▼▼▼
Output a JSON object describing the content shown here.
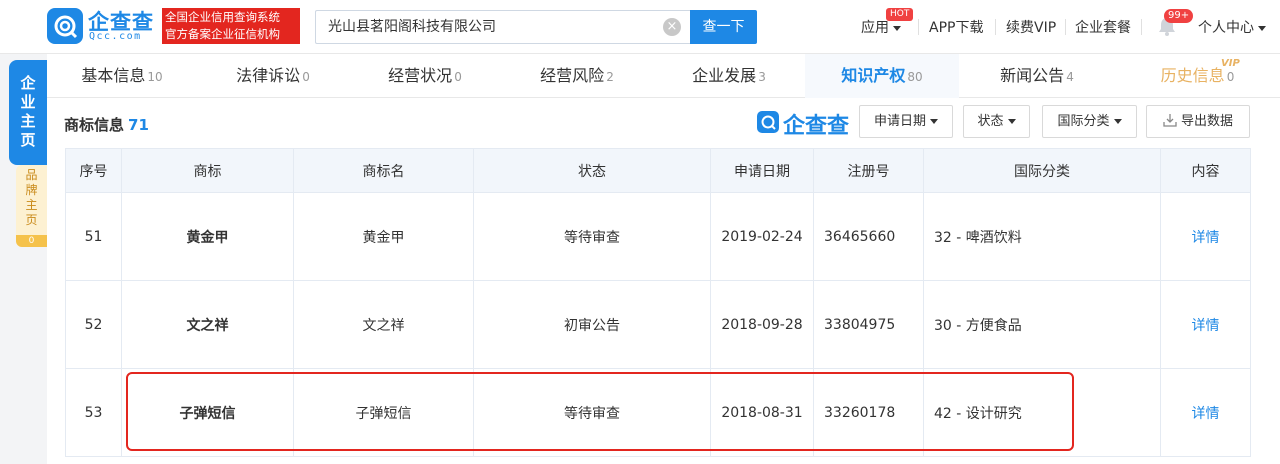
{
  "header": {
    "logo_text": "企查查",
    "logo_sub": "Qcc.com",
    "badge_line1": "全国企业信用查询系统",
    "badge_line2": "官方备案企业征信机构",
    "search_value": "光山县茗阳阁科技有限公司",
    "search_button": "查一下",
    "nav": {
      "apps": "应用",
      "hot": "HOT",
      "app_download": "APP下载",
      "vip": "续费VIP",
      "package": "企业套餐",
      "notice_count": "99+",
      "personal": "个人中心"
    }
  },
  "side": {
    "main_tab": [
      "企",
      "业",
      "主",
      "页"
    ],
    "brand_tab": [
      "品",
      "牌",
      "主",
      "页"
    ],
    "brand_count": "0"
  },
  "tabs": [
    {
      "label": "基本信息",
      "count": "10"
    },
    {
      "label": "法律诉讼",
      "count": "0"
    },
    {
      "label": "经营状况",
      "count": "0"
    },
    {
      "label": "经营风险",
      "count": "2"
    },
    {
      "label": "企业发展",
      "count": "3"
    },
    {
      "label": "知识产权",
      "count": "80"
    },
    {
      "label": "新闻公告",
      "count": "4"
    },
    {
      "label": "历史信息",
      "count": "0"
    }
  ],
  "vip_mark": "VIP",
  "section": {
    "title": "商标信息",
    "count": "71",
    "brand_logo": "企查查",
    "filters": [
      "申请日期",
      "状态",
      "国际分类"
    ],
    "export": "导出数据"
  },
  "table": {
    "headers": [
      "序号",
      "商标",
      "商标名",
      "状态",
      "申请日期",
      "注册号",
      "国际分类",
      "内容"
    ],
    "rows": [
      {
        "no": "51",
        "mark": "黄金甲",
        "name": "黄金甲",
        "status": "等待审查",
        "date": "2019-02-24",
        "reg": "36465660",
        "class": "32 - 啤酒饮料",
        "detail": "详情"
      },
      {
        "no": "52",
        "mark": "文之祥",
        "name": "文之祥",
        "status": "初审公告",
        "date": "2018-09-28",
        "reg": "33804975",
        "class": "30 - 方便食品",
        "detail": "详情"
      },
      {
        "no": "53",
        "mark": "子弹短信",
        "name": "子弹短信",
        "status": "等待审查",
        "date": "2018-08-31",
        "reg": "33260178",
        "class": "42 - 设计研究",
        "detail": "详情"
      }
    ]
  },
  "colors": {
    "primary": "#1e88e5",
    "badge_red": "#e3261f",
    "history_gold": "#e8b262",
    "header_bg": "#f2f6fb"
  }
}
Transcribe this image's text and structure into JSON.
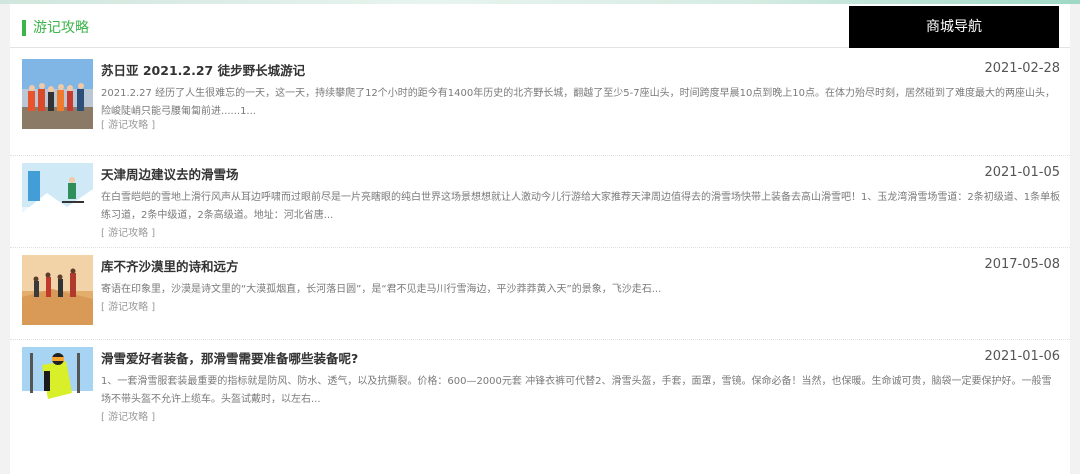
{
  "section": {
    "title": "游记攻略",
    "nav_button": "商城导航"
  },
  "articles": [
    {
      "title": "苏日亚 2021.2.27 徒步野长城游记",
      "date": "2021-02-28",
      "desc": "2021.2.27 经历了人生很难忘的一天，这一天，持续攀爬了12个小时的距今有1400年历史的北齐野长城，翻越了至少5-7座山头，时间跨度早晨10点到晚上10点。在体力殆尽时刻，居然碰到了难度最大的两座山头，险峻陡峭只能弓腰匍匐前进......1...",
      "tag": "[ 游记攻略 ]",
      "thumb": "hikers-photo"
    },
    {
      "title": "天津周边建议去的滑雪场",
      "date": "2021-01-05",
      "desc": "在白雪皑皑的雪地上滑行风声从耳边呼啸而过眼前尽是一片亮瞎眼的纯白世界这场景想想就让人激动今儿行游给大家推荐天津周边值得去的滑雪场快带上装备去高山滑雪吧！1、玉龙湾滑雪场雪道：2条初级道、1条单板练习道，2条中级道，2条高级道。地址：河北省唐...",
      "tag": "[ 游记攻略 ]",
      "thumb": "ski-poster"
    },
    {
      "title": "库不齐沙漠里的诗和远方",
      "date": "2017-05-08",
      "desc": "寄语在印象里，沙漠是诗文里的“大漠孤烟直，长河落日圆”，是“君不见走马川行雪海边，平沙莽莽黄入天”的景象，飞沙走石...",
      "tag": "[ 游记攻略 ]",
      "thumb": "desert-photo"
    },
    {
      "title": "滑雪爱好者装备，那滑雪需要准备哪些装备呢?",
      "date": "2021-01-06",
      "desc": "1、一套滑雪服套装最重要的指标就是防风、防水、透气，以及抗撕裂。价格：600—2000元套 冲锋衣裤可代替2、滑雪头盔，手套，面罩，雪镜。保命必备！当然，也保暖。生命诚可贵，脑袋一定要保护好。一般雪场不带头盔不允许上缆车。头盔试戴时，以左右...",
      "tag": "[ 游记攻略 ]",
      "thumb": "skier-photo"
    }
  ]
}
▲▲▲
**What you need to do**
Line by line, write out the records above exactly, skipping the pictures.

**Answer section**
Output a JSON object describing the content shown here.
{
  "header": {
    "logo_text": "企查查",
    "logo_sub": "Qcc.com",
    "badge_line1": "全国企业信用查询系统",
    "badge_line2": "官方备案企业征信机构",
    "search_value": "光山县茗阳阁科技有限公司",
    "search_button": "查一下",
    "nav": {
      "apps": "应用",
      "hot": "HOT",
      "app_download": "APP下载",
      "vip": "续费VIP",
      "package": "企业套餐",
      "notice_count": "99+",
      "personal": "个人中心"
    }
  },
  "side": {
    "main_tab": [
      "企",
      "业",
      "主",
      "页"
    ],
    "brand_tab": [
      "品",
      "牌",
      "主",
      "页"
    ],
    "brand_count": "0"
  },
  "tabs": [
    {
      "label": "基本信息",
      "count": "10"
    },
    {
      "label": "法律诉讼",
      "count": "0"
    },
    {
      "label": "经营状况",
      "count": "0"
    },
    {
      "label": "经营风险",
      "count": "2"
    },
    {
      "label": "企业发展",
      "count": "3"
    },
    {
      "label": "知识产权",
      "count": "80"
    },
    {
      "label": "新闻公告",
      "count": "4"
    },
    {
      "label": "历史信息",
      "count": "0"
    }
  ],
  "vip_mark": "VIP",
  "section": {
    "title": "商标信息",
    "count": "71",
    "brand_logo": "企查查",
    "filters": [
      "申请日期",
      "状态",
      "国际分类"
    ],
    "export": "导出数据"
  },
  "table": {
    "headers": [
      "序号",
      "商标",
      "商标名",
      "状态",
      "申请日期",
      "注册号",
      "国际分类",
      "内容"
    ],
    "rows": [
      {
        "no": "51",
        "mark": "黄金甲",
        "name": "黄金甲",
        "status": "等待审查",
        "date": "2019-02-24",
        "reg": "36465660",
        "class": "32 - 啤酒饮料",
        "detail": "详情"
      },
      {
        "no": "52",
        "mark": "文之祥",
        "name": "文之祥",
        "status": "初审公告",
        "date": "2018-09-28",
        "reg": "33804975",
        "class": "30 - 方便食品",
        "detail": "详情"
      },
      {
        "no": "53",
        "mark": "子弹短信",
        "name": "子弹短信",
        "status": "等待审查",
        "date": "2018-08-31",
        "reg": "33260178",
        "class": "42 - 设计研究",
        "detail": "详情"
      }
    ]
  },
  "colors": {
    "primary": "#1e88e5",
    "badge_red": "#e3261f",
    "history_gold": "#e8b262",
    "header_bg": "#f2f6fb"
  }
}
Transcribe this image's text and structure into JSON.
{
  "section": {
    "title": "游记攻略",
    "nav_button": "商城导航"
  },
  "articles": [
    {
      "title": "苏日亚 2021.2.27 徒步野长城游记",
      "date": "2021-02-28",
      "desc": "2021.2.27 经历了人生很难忘的一天，这一天，持续攀爬了12个小时的距今有1400年历史的北齐野长城，翻越了至少5-7座山头，时间跨度早晨10点到晚上10点。在体力殆尽时刻，居然碰到了难度最大的两座山头，险峻陡峭只能弓腰匍匐前进......1...",
      "tag": "[ 游记攻略 ]",
      "thumb": "hikers-photo"
    },
    {
      "title": "天津周边建议去的滑雪场",
      "date": "2021-01-05",
      "desc": "在白雪皑皑的雪地上滑行风声从耳边呼啸而过眼前尽是一片亮瞎眼的纯白世界这场景想想就让人激动今儿行游给大家推荐天津周边值得去的滑雪场快带上装备去高山滑雪吧！1、玉龙湾滑雪场雪道：2条初级道、1条单板练习道，2条中级道，2条高级道。地址：河北省唐...",
      "tag": "[ 游记攻略 ]",
      "thumb": "ski-poster"
    },
    {
      "title": "库不齐沙漠里的诗和远方",
      "date": "2017-05-08",
      "desc": "寄语在印象里，沙漠是诗文里的“大漠孤烟直，长河落日圆”，是“君不见走马川行雪海边，平沙莽莽黄入天”的景象，飞沙走石...",
      "tag": "[ 游记攻略 ]",
      "thumb": "desert-photo"
    },
    {
      "title": "滑雪爱好者装备，那滑雪需要准备哪些装备呢?",
      "date": "2021-01-06",
      "desc": "1、一套滑雪服套装最重要的指标就是防风、防水、透气，以及抗撕裂。价格：600—2000元套 冲锋衣裤可代替2、滑雪头盔，手套，面罩，雪镜。保命必备！当然，也保暖。生命诚可贵，脑袋一定要保护好。一般雪场不带头盔不允许上缆车。头盔试戴时，以左右...",
      "tag": "[ 游记攻略 ]",
      "thumb": "skier-photo"
    }
  ]
}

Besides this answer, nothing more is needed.